Mexico´s State of the Environment Report 2008 is an important element of the National System of Environmental Information and Natural Resources (SNIARN, in Spanish), which constitutes the most relevant source of governmental information on the environment and the natural resources in the country. The Report is organized in seven chapters including the factors affecting the environment, the state of their biotic and abiotic elements and the governmental responses directed to recover and stop degradation of national ecosystems.

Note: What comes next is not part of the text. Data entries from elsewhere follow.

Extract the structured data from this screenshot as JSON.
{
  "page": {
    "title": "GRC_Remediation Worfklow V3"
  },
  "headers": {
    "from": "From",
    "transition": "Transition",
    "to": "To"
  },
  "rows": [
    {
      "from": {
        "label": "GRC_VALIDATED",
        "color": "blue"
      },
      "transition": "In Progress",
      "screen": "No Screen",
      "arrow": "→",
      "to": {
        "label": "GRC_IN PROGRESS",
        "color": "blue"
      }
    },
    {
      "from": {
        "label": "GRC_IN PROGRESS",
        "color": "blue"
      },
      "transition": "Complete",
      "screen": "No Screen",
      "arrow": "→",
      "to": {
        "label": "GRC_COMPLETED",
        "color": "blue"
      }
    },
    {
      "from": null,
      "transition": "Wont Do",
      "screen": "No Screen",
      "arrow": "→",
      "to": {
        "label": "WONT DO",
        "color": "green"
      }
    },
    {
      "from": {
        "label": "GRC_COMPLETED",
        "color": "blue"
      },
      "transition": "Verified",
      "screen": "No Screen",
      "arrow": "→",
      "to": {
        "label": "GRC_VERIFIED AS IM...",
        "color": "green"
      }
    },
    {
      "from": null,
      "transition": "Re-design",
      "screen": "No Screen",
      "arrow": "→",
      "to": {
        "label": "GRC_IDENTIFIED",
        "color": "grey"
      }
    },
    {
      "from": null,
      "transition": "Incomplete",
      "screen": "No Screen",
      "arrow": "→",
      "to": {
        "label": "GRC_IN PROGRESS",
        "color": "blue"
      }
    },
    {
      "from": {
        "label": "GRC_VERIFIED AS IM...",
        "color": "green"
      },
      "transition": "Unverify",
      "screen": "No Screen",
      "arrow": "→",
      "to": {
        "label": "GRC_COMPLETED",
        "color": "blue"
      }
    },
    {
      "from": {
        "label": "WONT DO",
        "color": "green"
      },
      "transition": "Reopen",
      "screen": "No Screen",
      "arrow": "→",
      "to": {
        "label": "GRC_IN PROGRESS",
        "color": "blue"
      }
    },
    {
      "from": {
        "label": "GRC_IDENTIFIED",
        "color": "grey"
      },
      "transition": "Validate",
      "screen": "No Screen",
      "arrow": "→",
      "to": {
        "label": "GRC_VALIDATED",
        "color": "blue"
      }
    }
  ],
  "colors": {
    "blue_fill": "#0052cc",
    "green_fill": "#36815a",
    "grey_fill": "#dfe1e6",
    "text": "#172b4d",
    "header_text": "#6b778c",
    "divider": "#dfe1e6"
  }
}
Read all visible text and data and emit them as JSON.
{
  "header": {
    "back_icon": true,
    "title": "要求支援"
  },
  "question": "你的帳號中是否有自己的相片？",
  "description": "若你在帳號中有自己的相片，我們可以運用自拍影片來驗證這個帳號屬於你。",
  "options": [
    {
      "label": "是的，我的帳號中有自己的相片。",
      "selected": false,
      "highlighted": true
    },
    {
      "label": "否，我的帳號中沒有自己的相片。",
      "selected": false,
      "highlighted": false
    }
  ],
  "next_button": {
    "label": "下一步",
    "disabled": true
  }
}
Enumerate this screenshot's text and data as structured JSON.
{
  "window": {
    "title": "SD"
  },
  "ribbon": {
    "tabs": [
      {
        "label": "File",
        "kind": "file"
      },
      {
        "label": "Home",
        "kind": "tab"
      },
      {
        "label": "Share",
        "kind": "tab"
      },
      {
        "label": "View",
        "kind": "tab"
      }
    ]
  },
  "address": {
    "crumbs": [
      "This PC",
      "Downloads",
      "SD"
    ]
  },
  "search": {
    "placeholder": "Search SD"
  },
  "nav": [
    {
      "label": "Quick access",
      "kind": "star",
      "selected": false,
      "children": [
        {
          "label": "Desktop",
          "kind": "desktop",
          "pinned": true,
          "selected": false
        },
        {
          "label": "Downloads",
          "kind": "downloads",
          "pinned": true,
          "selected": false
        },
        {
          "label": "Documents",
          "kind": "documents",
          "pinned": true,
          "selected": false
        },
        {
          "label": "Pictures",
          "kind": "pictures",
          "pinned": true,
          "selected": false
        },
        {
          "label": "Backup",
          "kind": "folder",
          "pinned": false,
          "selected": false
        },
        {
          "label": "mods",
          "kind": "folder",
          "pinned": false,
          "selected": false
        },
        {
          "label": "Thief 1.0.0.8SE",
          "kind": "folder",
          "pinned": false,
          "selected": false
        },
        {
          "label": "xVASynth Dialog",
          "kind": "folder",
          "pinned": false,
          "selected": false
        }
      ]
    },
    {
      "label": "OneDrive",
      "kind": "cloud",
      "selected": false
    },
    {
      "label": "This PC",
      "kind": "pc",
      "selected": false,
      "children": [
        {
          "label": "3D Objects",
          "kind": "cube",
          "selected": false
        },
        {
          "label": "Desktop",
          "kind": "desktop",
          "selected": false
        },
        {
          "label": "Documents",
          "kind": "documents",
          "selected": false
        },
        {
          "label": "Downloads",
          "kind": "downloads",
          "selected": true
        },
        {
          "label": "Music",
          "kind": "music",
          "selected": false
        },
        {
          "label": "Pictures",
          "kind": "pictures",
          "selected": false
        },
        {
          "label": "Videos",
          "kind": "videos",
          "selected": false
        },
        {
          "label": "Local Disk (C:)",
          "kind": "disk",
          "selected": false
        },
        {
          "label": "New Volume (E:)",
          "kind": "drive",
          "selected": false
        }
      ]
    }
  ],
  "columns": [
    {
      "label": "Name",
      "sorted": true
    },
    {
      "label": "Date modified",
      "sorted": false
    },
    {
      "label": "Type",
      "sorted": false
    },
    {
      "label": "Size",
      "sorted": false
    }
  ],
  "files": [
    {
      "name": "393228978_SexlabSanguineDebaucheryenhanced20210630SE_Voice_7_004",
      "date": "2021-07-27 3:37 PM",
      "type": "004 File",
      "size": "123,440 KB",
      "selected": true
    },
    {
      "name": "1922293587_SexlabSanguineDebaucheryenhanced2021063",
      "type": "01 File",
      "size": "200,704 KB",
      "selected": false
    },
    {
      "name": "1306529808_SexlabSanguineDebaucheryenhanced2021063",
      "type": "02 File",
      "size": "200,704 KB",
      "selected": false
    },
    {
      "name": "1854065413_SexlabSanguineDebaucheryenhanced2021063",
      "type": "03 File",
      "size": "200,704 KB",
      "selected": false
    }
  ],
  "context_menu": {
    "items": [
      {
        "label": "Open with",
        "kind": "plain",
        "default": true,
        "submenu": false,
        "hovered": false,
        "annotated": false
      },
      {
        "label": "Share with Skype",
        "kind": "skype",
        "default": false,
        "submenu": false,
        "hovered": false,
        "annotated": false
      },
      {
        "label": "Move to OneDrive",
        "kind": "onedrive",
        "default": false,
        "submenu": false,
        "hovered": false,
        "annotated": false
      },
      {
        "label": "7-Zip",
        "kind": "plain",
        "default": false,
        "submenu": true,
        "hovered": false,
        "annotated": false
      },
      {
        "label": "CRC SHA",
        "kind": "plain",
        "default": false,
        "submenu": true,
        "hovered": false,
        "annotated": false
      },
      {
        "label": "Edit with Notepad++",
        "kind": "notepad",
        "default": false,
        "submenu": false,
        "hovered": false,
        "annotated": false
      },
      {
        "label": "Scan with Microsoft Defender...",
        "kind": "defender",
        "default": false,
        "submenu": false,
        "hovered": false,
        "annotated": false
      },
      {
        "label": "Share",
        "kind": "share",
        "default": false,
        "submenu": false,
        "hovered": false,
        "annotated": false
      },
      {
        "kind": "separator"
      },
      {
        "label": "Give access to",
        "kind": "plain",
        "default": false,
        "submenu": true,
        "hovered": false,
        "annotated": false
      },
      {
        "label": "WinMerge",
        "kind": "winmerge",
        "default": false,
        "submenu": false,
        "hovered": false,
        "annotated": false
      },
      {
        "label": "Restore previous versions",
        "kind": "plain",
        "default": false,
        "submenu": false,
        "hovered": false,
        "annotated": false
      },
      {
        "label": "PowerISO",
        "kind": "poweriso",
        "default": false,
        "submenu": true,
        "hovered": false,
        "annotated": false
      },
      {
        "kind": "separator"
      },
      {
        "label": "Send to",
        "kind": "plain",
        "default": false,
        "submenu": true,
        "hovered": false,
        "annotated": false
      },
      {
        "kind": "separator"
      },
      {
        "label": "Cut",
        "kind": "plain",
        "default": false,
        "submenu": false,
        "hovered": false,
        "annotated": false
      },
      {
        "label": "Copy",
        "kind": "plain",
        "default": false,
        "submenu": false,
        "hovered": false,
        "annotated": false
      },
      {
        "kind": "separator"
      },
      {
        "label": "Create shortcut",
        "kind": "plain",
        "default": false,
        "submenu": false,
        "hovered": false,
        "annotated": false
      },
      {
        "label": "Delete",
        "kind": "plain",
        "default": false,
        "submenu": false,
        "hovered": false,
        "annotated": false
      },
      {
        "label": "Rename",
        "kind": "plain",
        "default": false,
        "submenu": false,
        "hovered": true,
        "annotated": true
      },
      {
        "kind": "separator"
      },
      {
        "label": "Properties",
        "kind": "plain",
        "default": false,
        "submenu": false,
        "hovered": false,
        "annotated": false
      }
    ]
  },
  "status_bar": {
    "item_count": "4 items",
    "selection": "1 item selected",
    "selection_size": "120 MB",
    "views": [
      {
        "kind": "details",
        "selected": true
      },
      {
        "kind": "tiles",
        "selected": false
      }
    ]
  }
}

In the first Chapter, demographic trends and socioeconomic characteristics of the Mexican population are examined. In addition, this section includes an analysis of the relationship amongst population, economy, and the environment. The Chapter 2 describes the situation and land use of the national terrestrial ecosystems, including the processes promoting the land use change (e. g., deforestation, vegetation cover degradation and its conversion to agricultural and farming lands). Last section exposes the governmental actions directed into the conservation, sustainable use, and recovering of national terrestrial ecosystems.
Soils and their degradation processes are the main themes in the Chapter 3. Besides a brief description of the soils and their existences in the country, it also includes information about the existing national evaluations on soil degradation, the most important processes degrading soils and their causal factors. At the end of the chapter, desertification of fragile regions, specifically in the arid and semiarid zones, is exposed, including some achievements in the soil management.
Chapter 4 covers the state of Mexican biodiversity and its more relevant threats, revised from the ecosystem and species perspective. It explains the relevance of the environmental services derived from biodiversity and the most important strategies implemented to protect our great biological richness.
Air quality, climate change and ozone layer depletion are discussed in Chapter 5. It describes the atmospheric contaminant emissions and their relationship with air quality in urban zones with monitoring along the country. This chapter also includes the causes, consequences, and the governmental actions implemented to take action against climate change and ozone layer depletion problems.
The Mexico's water situation is discussed from the availability and quality perspectives in Chapter 6. It examines the drinking water and sewerage coverage and the wastewater treatment infrastructure. For first time the Report also includes the environmental perspective of water, i.e. the importance of aquatic ecosystems -including marine and freshwater- to guarantee the supply of goods and services they provide. The human activities affecting these ecosystems and the instruments designed to protect them are also mentioned.
Finally, Chapter 7 covers the environmental issues related with urban solid wastes, wastes requiring special management and hazardous wastes. This analysis considers the whole life cycle of wastes, i.e. from its generation to their handling and final disposal.
This Report has included, whenever possible, a temporal perspective of the different themes. This feature gives the reader the opportunity of more wide temporal scale. Besides the temporal scale, in some relevant cases international information has been considered. As in previous reports, a series of Boxes have been included along the texts, which deepen or provide more information about a specific issue. Those texts could be omitted without any effect in the lecture in virtue they were conceived for a public with particular interests.
For those interested in environmental statistics, some paragraphs include references to the Environmental Statistical Compendium –marked in blue letters- and the Environmental Performance and Key Indicator Sets –cited in text as IB or IC in bold format, respectively-. It must be mentioned that tables and indicator factual sheets are available just in Spanish.
The main objective behind this significant effort of compilation and integration of environmental information is our interest for this Report can be useful to support the decision makers and society to achieve an integral perspective of the Mexican environment. We hope all information contained here, as well as in the SNIARN´s Compendium and Indicator Sets can be helpful to scientists and people interested in the environment to make important contributions in benefit of the Mexican environment.